**Entries supplied**
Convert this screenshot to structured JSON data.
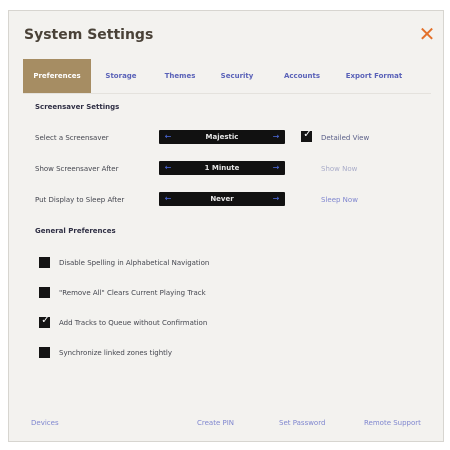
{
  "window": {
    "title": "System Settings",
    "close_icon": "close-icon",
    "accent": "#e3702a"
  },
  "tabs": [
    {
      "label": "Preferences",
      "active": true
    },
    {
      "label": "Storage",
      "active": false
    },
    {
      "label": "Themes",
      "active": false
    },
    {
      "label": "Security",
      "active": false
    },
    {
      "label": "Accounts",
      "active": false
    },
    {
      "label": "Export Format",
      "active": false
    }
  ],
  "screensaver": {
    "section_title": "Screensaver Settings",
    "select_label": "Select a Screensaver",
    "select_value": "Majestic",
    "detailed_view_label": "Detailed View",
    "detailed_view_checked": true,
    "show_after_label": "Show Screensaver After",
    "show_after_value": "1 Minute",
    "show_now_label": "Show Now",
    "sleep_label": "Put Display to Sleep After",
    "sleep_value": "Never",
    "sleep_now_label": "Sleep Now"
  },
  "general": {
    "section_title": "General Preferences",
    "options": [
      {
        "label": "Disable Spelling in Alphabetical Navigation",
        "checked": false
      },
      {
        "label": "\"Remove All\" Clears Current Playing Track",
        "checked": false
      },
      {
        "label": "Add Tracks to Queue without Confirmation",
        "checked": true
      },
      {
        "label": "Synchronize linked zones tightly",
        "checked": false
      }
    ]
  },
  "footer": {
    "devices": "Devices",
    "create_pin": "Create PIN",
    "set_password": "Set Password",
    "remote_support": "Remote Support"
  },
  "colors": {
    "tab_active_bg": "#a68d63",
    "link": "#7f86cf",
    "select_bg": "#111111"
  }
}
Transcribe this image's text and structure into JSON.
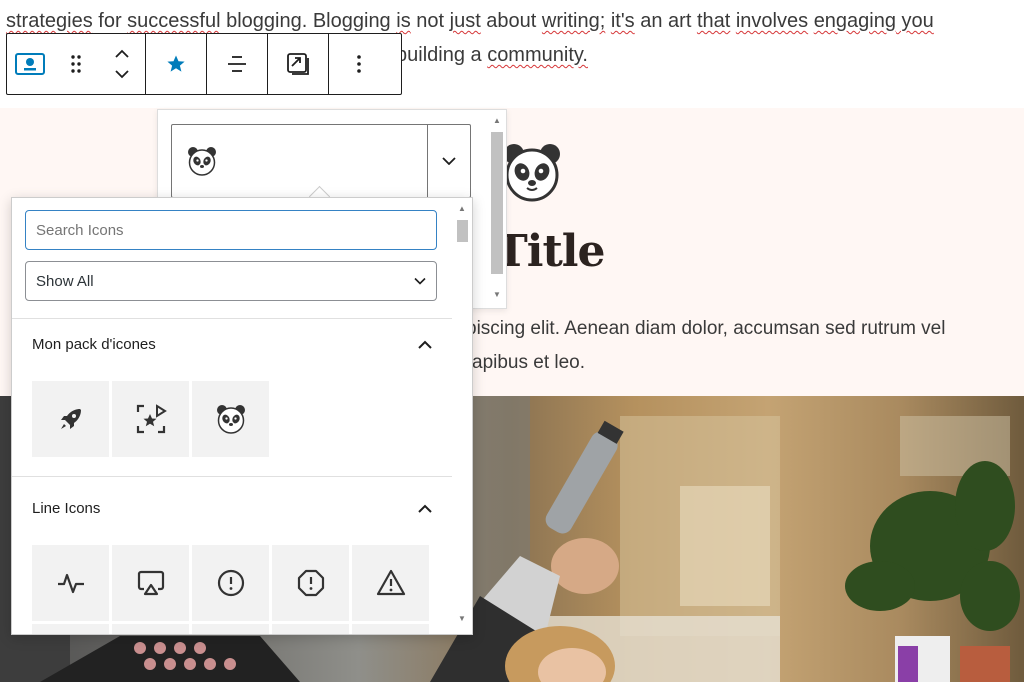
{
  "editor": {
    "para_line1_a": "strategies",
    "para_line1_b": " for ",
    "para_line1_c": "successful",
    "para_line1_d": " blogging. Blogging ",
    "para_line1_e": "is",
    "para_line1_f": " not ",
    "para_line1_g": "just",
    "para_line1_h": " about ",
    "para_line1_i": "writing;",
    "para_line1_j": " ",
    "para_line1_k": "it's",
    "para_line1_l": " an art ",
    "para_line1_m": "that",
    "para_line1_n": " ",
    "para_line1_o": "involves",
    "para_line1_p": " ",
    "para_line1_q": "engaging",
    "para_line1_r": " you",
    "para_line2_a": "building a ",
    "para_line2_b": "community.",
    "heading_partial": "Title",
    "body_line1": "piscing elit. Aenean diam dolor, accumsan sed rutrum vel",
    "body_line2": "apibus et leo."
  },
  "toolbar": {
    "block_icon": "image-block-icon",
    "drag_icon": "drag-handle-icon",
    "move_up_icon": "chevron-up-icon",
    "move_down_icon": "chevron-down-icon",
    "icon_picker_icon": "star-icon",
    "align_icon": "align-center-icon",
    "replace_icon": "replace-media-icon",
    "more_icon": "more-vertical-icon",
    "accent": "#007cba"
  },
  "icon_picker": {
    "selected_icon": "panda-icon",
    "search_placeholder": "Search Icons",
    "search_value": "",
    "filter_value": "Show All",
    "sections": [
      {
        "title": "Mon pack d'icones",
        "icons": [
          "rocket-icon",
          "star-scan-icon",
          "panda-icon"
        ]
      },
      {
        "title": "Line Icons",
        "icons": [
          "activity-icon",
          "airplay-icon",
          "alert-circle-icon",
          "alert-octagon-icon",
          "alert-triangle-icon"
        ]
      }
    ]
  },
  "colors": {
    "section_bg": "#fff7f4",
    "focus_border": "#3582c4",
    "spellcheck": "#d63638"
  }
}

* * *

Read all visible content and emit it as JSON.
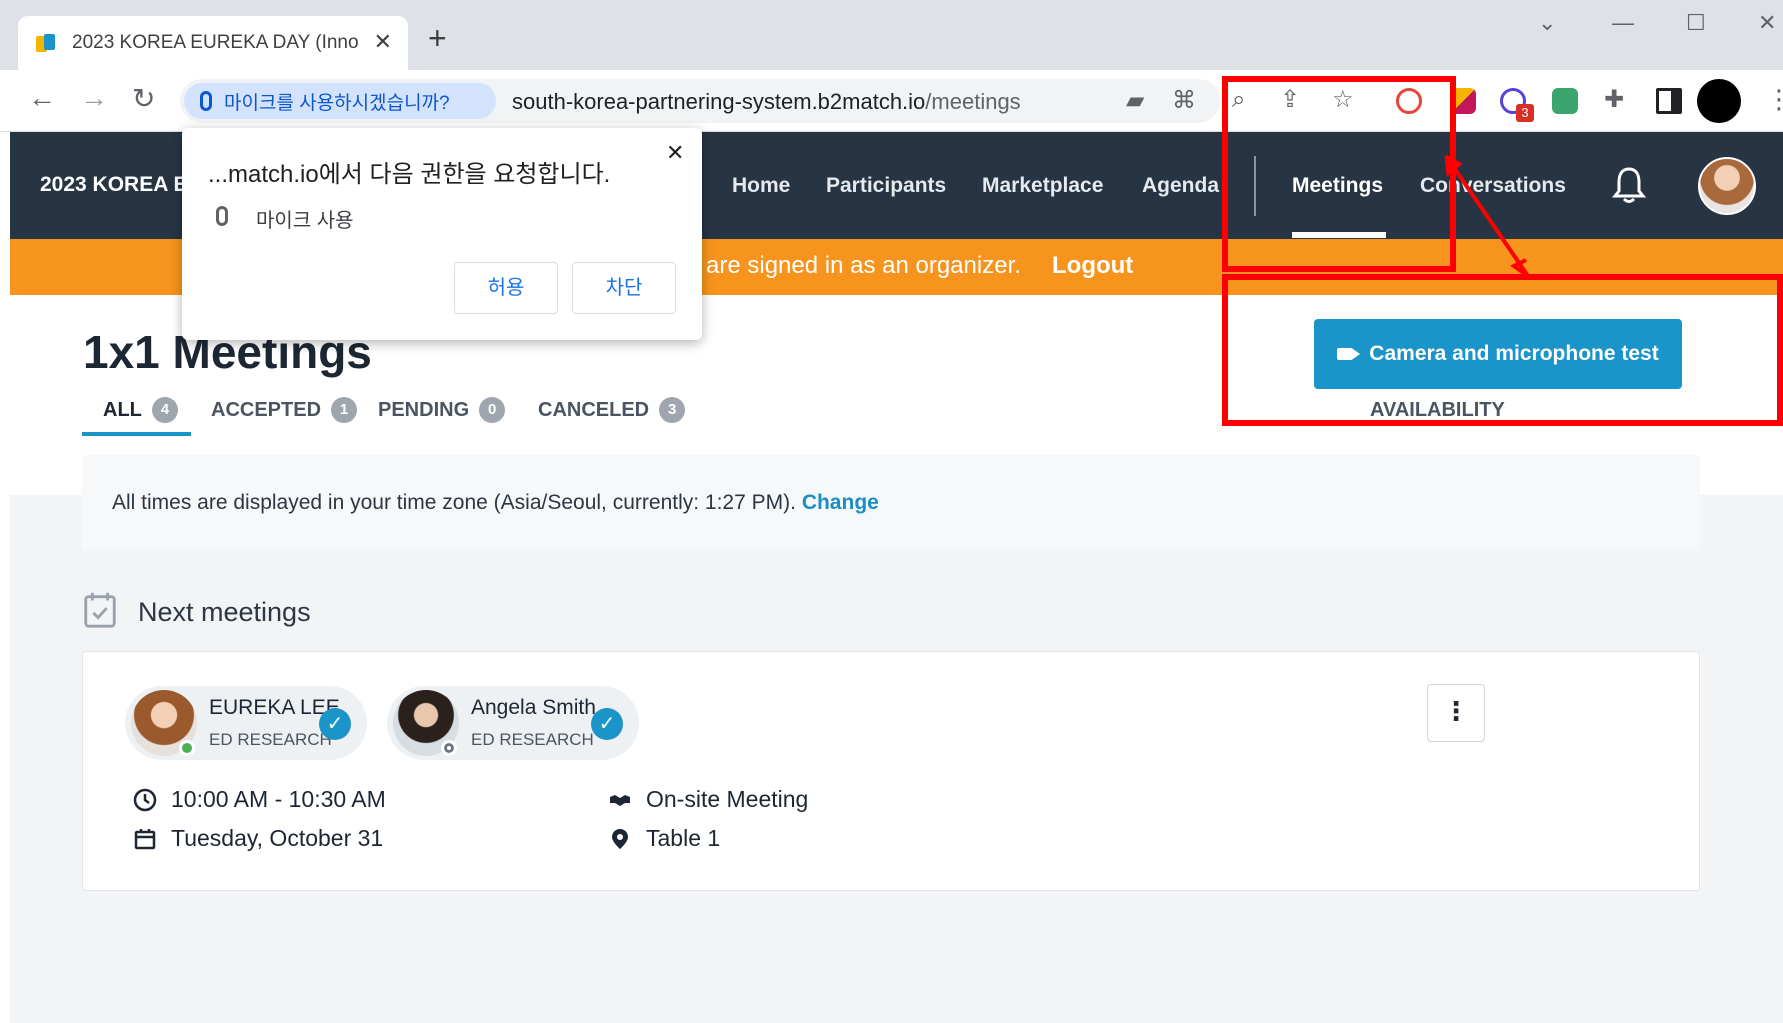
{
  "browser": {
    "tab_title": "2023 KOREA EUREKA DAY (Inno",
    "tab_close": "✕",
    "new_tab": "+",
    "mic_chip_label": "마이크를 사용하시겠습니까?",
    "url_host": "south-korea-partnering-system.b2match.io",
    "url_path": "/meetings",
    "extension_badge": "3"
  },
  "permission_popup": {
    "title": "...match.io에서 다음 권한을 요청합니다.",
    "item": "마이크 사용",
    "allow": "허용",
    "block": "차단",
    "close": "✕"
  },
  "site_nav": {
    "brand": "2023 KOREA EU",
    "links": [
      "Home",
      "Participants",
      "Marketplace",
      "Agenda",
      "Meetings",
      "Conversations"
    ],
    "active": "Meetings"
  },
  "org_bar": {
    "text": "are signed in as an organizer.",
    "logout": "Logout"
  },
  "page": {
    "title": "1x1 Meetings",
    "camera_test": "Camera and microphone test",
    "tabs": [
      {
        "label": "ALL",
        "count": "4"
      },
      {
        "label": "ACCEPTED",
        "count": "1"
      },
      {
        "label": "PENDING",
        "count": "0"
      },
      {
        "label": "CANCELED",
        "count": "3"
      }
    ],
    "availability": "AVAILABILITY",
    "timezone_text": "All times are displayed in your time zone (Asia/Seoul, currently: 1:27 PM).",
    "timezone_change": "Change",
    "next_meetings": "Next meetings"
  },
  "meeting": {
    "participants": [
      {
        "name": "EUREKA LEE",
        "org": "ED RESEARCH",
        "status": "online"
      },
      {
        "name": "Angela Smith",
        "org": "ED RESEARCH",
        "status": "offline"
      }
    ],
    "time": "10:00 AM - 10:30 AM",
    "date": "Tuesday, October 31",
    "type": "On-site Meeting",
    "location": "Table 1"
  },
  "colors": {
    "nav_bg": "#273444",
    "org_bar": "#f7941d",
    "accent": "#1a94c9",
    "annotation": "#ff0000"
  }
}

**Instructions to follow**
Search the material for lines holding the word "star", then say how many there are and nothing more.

**Expected answer**
2